Feng and a team of researchers conducted a longitudinal study involving 957 Chinese seniors, all of whom were 55 years of age or older. They found that regular consumption of tea lowered participants’ risk of cognitive decline by 50%. Participants who carried the APOE e4 gene, which indicates a genetic predisposition to Alzheimer’s, saw their risk of developing cognitive impairment lowered by as much as 86%.
Analyzing the Neuroprotective Benefits of Tea
Feng and the research team collected tea consumption information from participants between 2003 and 2005. At two year intervals until 2010, they assessed participants’ cognitive function using standardized tests. They also tracked lifestyle factors … medical conditions … and physical and social activities and used statistical models to controls for those potentially confounding factors and ensure the findings were as strong and precise as possible.
The team believes that the benefits associated with tea consumption come from the numerous bioactive compounds found in tea leaves, including…
They found that the compounds exhibited anti-inflammatory and antioxidant properties, as well as additional bioactive properties that appear to prevent vascular damage to the brain and neurodegeneration. “Our understanding of the detailed biological mechanisms is still very limited,” Feng noted, “so we do need more research to find out definite answers.”
Green, Black, or Oolong—It’s All Good
Feng and the team plan to conduct follow-up studies that will increase their understanding of the impact tea, including a rigorous investigation of the effects of the bioactive compounds found in the leaves on cognitive decline. They also intend to examine how other elements of a traditional Chinese diet impact cognitive health in aging.

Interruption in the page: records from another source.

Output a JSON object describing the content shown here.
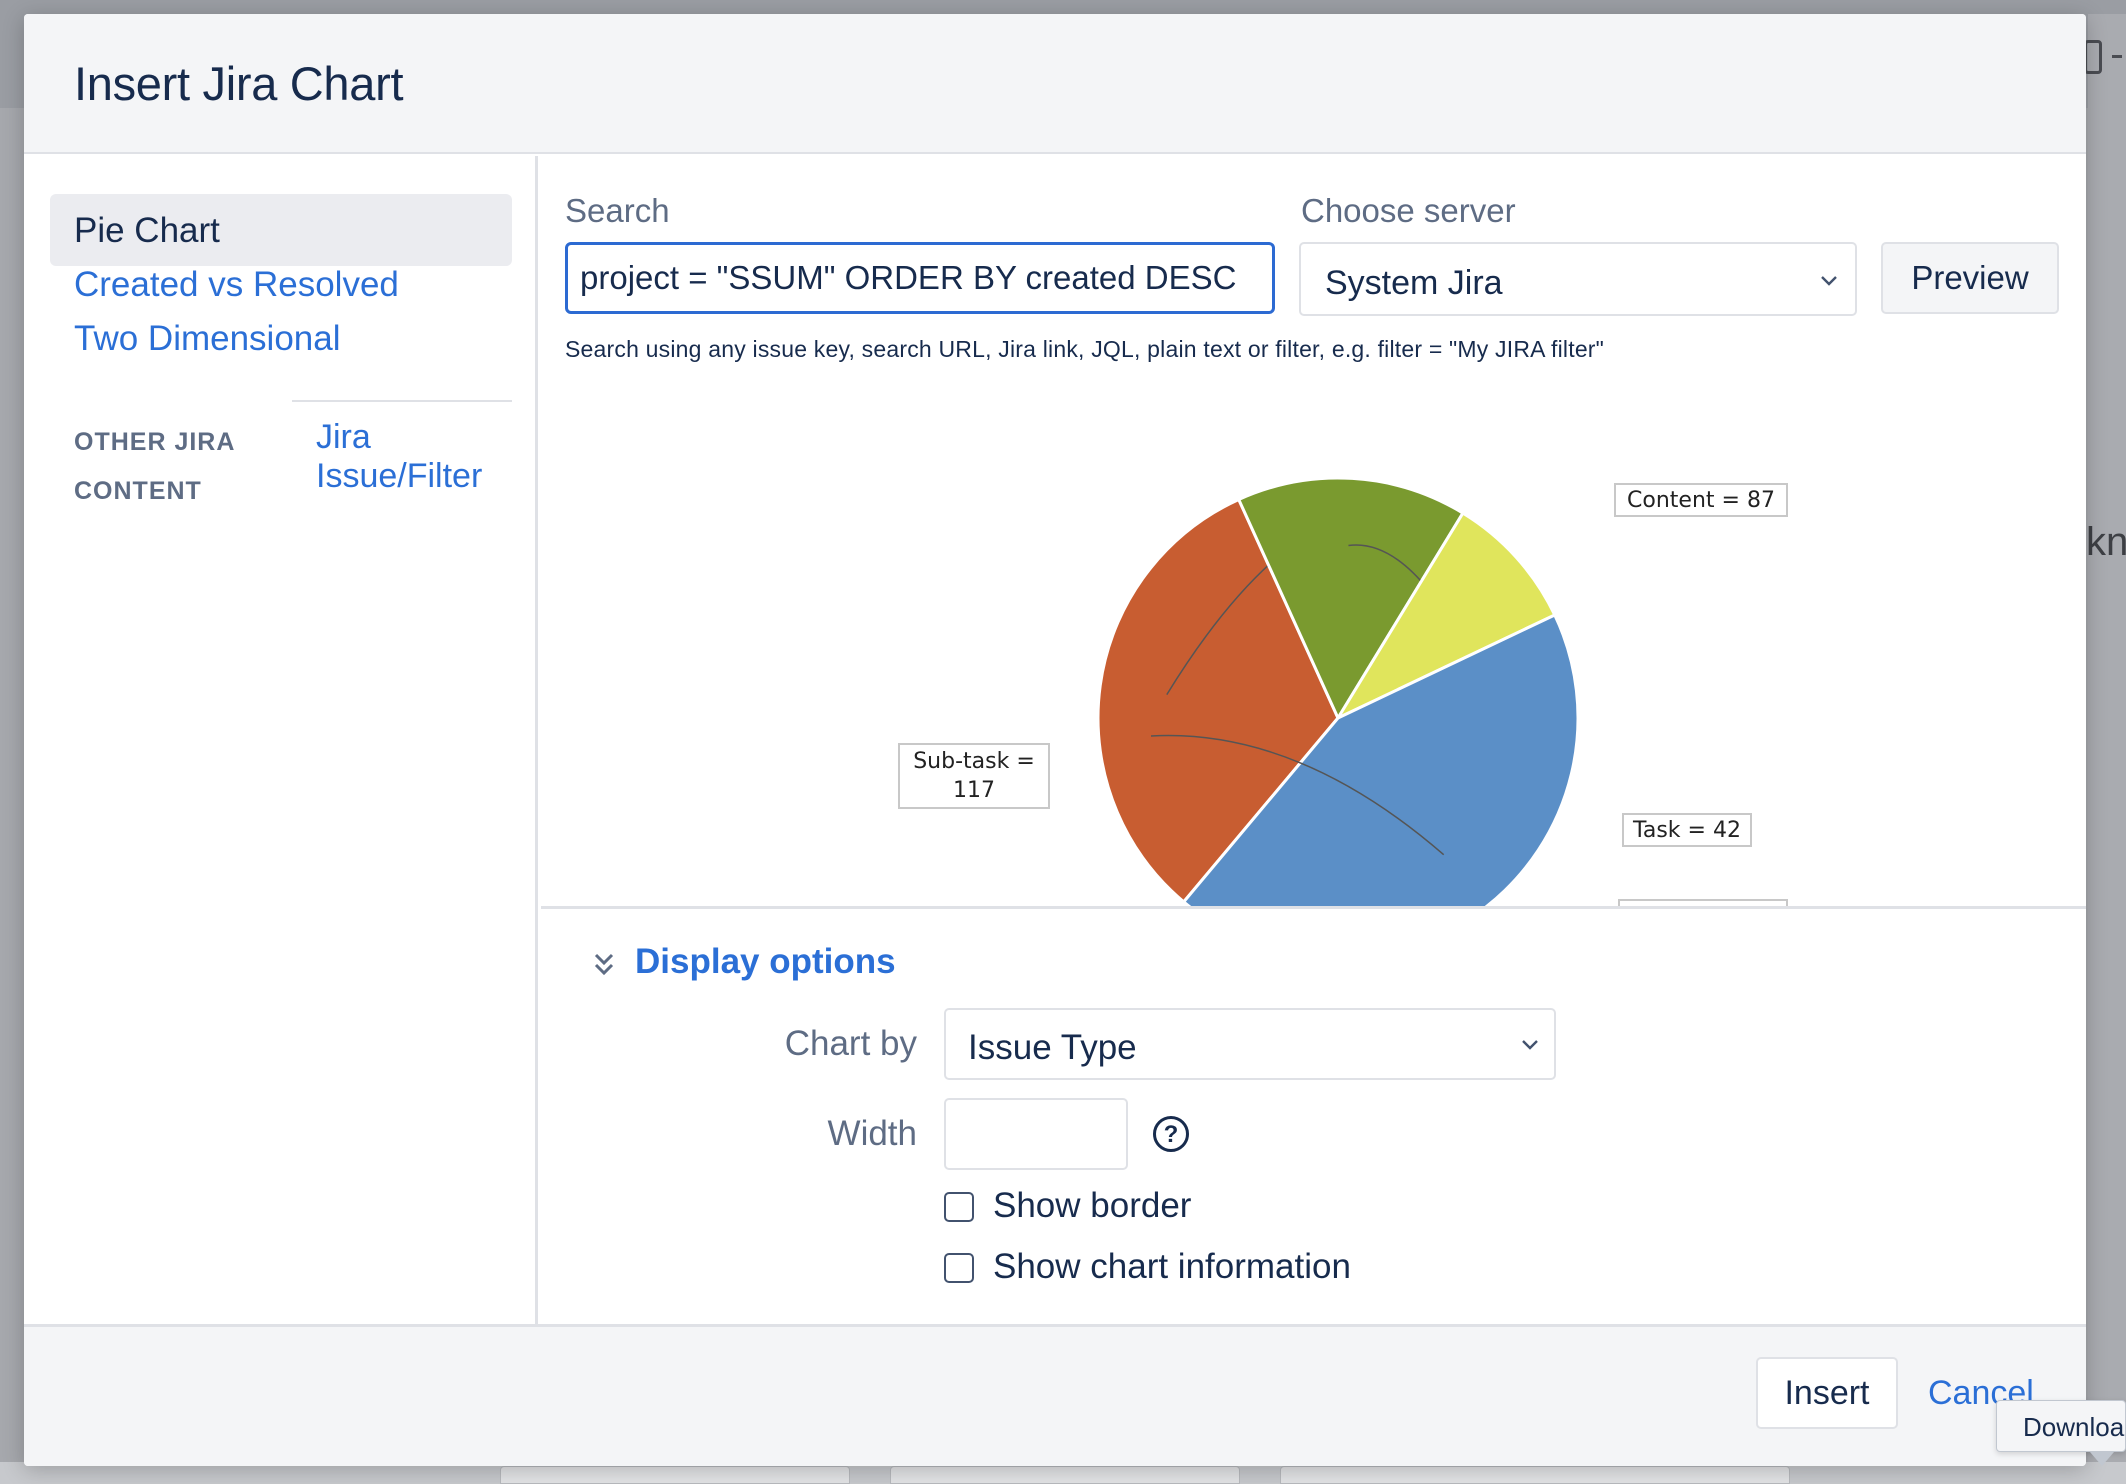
{
  "dialog": {
    "title": "Insert Jira Chart"
  },
  "sidebar": {
    "items": [
      {
        "label": "Pie Chart",
        "active": true
      },
      {
        "label": "Created vs Resolved",
        "active": false
      },
      {
        "label": "Two Dimensional",
        "active": false
      }
    ],
    "section_title": "OTHER JIRA CONTENT",
    "section_link": "Jira Issue/Filter"
  },
  "search": {
    "label": "Search",
    "value": "project = \"SSUM\" ORDER BY created DESC",
    "help": "Search using any issue key, search URL, Jira link, JQL, plain text or filter, e.g. filter = \"My JIRA filter\""
  },
  "server": {
    "label": "Choose server",
    "selected": "System Jira"
  },
  "preview_label": "Preview",
  "chart_data": {
    "type": "pie",
    "title": "",
    "slices": [
      {
        "label": "Content",
        "value": 87,
        "label_text": "Content = 87",
        "color": "#c85d31"
      },
      {
        "label": "Task",
        "value": 42,
        "label_text": "Task = 42",
        "color": "#7a9a2f"
      },
      {
        "label": "",
        "value": null,
        "label_text": "",
        "color": "#e0e55c"
      },
      {
        "label": "Sub-task",
        "value": 117,
        "label_text": "Sub-task = 117",
        "color": "#5b8fc7"
      }
    ]
  },
  "display_options": {
    "toggle_label": "Display options",
    "chart_by_label": "Chart by",
    "chart_by_value": "Issue Type",
    "width_label": "Width",
    "width_value": "",
    "help_symbol": "?",
    "show_border_label": "Show border",
    "show_border_checked": false,
    "show_chart_info_label": "Show chart information",
    "show_chart_info_checked": false
  },
  "footer": {
    "insert_label": "Insert",
    "cancel_label": "Cancel"
  },
  "background": {
    "right_fragment": "kno",
    "tooltip": "Download"
  },
  "colors": {
    "link": "#2b6fd6",
    "focus": "#2c6ad2",
    "text": "#172b4d",
    "muted": "#5e6c84"
  }
}
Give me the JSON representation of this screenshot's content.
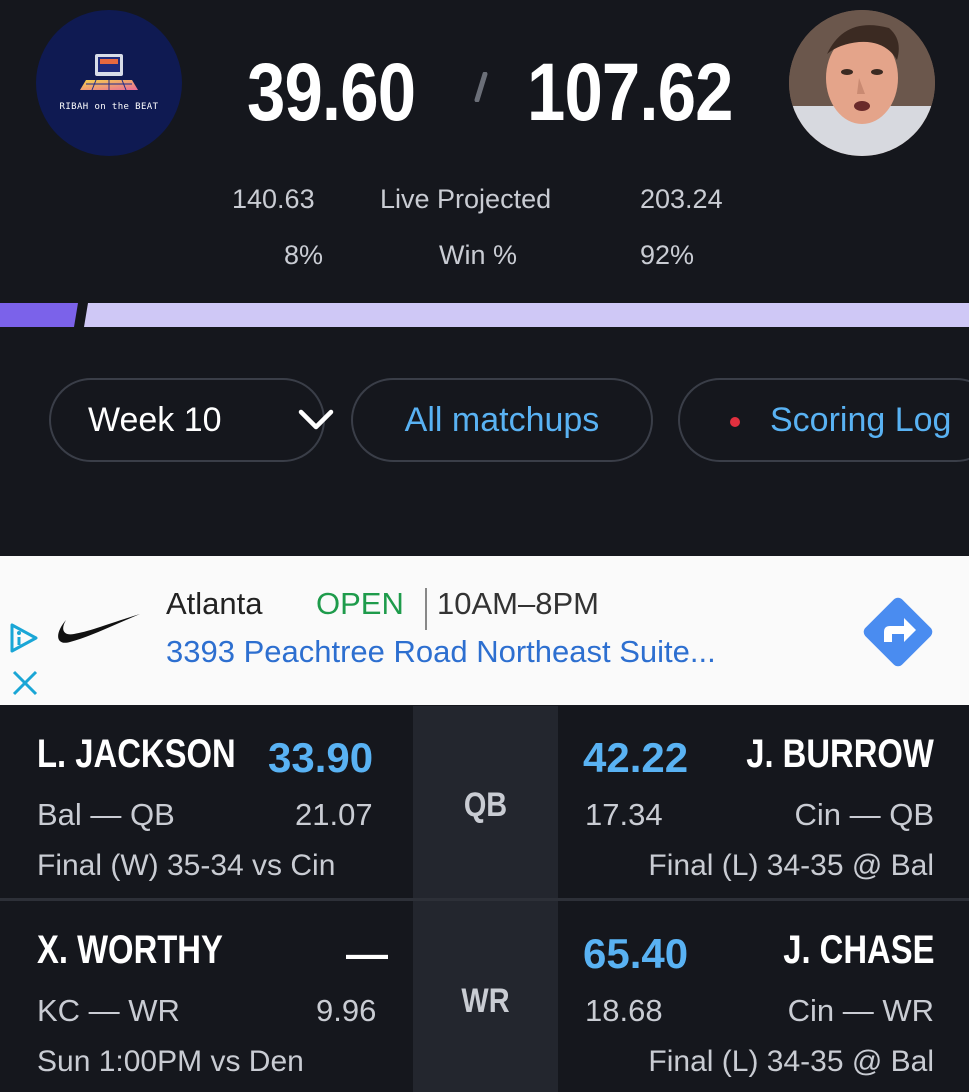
{
  "header": {
    "team_logo_text": "RIBAH on the BEAT",
    "my_score": "39.60",
    "opp_score": "107.62",
    "my_projected": "140.63",
    "projected_label": "Live Projected",
    "opp_projected": "203.24",
    "my_win_pct": "8%",
    "win_label": "Win %",
    "opp_win_pct": "92%",
    "win_probability_left": 0.08
  },
  "filters": {
    "week_label": "Week 10",
    "all_matchups_label": "All matchups",
    "scoring_log_label": "Scoring Log"
  },
  "ad": {
    "city": "Atlanta",
    "open_status": "OPEN",
    "hours": "10AM–8PM",
    "address": "3393 Peachtree Road Northeast Suite..."
  },
  "matchups": [
    {
      "position": "QB",
      "left": {
        "name": "L. JACKSON",
        "points": "33.90",
        "team_pos": "Bal — QB",
        "projection": "21.07",
        "status": "Final (W) 35-34 vs Cin"
      },
      "right": {
        "name": "J. BURROW",
        "points": "42.22",
        "team_pos": "Cin — QB",
        "projection": "17.34",
        "status": "Final (L) 34-35 @ Bal"
      }
    },
    {
      "position": "WR",
      "left": {
        "name": "X. WORTHY",
        "points": "—",
        "team_pos": "KC — WR",
        "projection": "9.96",
        "status": "Sun 1:00PM  vs Den"
      },
      "right": {
        "name": "J. CHASE",
        "points": "65.40",
        "team_pos": "Cin — WR",
        "projection": "18.68",
        "status": "Final (L) 34-35 @ Bal"
      }
    }
  ],
  "colors": {
    "background": "#15171d",
    "accent_blue": "#59b2f3",
    "winbar_left": "#7b62ea",
    "winbar_right": "#cfc8f6",
    "open_green": "#1e9b4b"
  }
}
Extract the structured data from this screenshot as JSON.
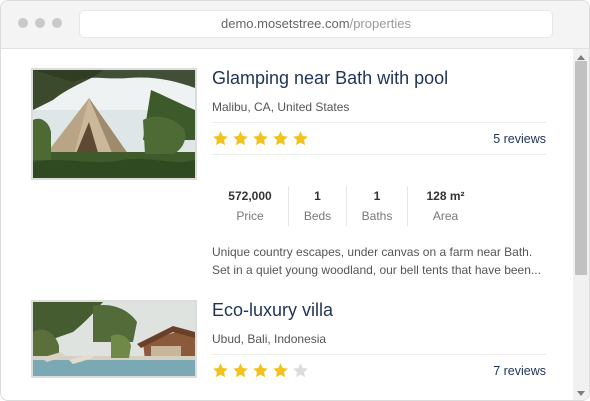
{
  "browser": {
    "domain": "demo.mosetstree.com",
    "path": "/properties"
  },
  "listings": [
    {
      "title": "Glamping near Bath with pool",
      "location": "Malibu, CA, United States",
      "rating": 5,
      "max_rating": 5,
      "reviews": "5 reviews",
      "stats": [
        {
          "value": "572,000",
          "label": "Price"
        },
        {
          "value": "1",
          "label": "Beds"
        },
        {
          "value": "1",
          "label": "Baths"
        },
        {
          "value": "128 m²",
          "label": "Area"
        }
      ],
      "description_lines": [
        "Unique country escapes, under canvas on a farm near Bath.",
        "Set in a quiet young woodland, our bell tents that have been..."
      ]
    },
    {
      "title": "Eco-luxury villa",
      "location": "Ubud, Bali, Indonesia",
      "rating": 4,
      "max_rating": 5,
      "reviews": "7 reviews"
    }
  ],
  "colors": {
    "star_filled": "#f5c21b",
    "star_empty": "#dcdcdc",
    "title": "#1f3358"
  }
}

One thing they’ve determined already is that the neuroprotective effects of drinking tea are not linked to any specific type of tea. By brewing up a cup of your favorite green, black, or oolong tea, you’re infusing your cells with protection from cognitive decline associated with aging.